    Recently 6 councils had a ESD policy passed by the state Government which includes water. Another 3 are expected to follow. It is hoped this will lead to a state wide policy.\

    There are 18 local councils who are members of CASBE – the Council Alliance for a Sustainable Built Environment and water and stormwater are integral to our vision. All these council are at various stages of implementing the SDAPP process into planning. Where federal and state governments have failed, local government has moved ahead.

    And desalination plants are extremely expensive to build and use outrageous levels of energy to operate. More energy = more pollution.

    Maybe we need to think less about pay back periods for individual water tanks and be good citizens and think about the broader costs – economic, social and environmental.

  4. Thank you to the fifth estate for publishing this important article. Chris Walsh’s website and provide critical real information about water efficiency and retention of rainwater. Regarding the need for sustainable buildings in WA – our work shows that rainwater harvesting in Perth refills a 5 kL rainwater tank from 5 – 30 times dependent on rainwater use. Indoor use of rainwater drives greater yields and increased protection of waterways – Yes this happens mostly during 9 months of the year but this local harvesting allows regional reservoirs to fill more quickly, more stream flows in rivers and reduces dependency on desalination and aquifers. This is an important discovery – local rainwater harvesting complements and is linked to centralised supply – producing an overall more beneficial outcome for everyone – in this situation the best performed rainwater harvesting system is drawn down as often as possible to increase benefits to the security provided by the centralised system

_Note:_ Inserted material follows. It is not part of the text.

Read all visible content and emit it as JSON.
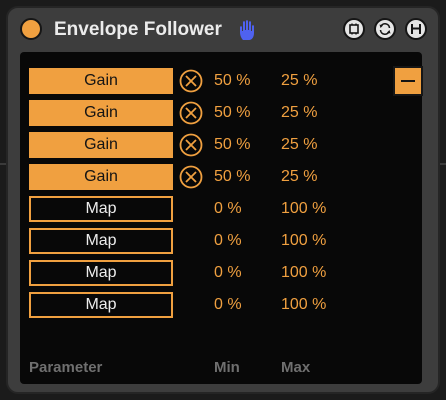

  5. Dear Chris Walsh – the article you linked shows what can be done with recycled water. What it doesn’t do is show the cost of the system installed and expected payback period. I am also very sceptical of the calculator they used for water saving. That surely depends on the yearly rainfall which in Victoria varies wildly from year to year. I agree that desal plants are the way to go for the city, particularly if we found the way to power them through solar or wind. If you want to make a contribution it is actually better to separate the grey wastewater and use it for landscaping. In a typical house production of grey waste water is a reasonable constant. Rainfall is not. Another problem with the rainfall is that you need the most of that collected water when there is least of rain (summer in Victoria). Nobody waters the garden after rain (when your tank is full)

  6. I can see the community benefits of rain water tanks. However, at the individual householder level, with the current water pricing, the payback for a rainwater tank is not realistic. I have worked in project home building companies and built sustainable display homes including a zero water home. Costing studies on the zero water home have shown that while energy conservation measures do have realistic paybacks, rain water/grey water recycling systems are no where near and about the time frame mentioned in the comment above. Due to rise in energy prices, the energy paybacks are more attractive. Similar has to happen with water.

  7. Small household water tanks are expensive tokenism which make the owner feel good but achieve little else. Using the example above if water costs $2.50/kL and the house has a 1000L (or 1kL) tank then it stores $2.50 worth of water. Even if the tank is turned over 10 times a year (very optimistic) then the savings are $25/year. Would be lucky to pay the cost of the tank over 30 years as this is only $750 in water value. Would be also interesting to see how much water is required to make a plastic or steel rainwater tank – suspect that it may well be negative.

    It would be cheaper to desalinate seawater than install millions of very small water tanks – there is plenty of seawater to go around especially it is eventually replenished (hopefully) by treated waste water and natural runoff.

    BTW I have a 110,000L rainwater tank but this is because I don’t have mains water. You need this size of tank if you are going to supply a household and get through a WA summer.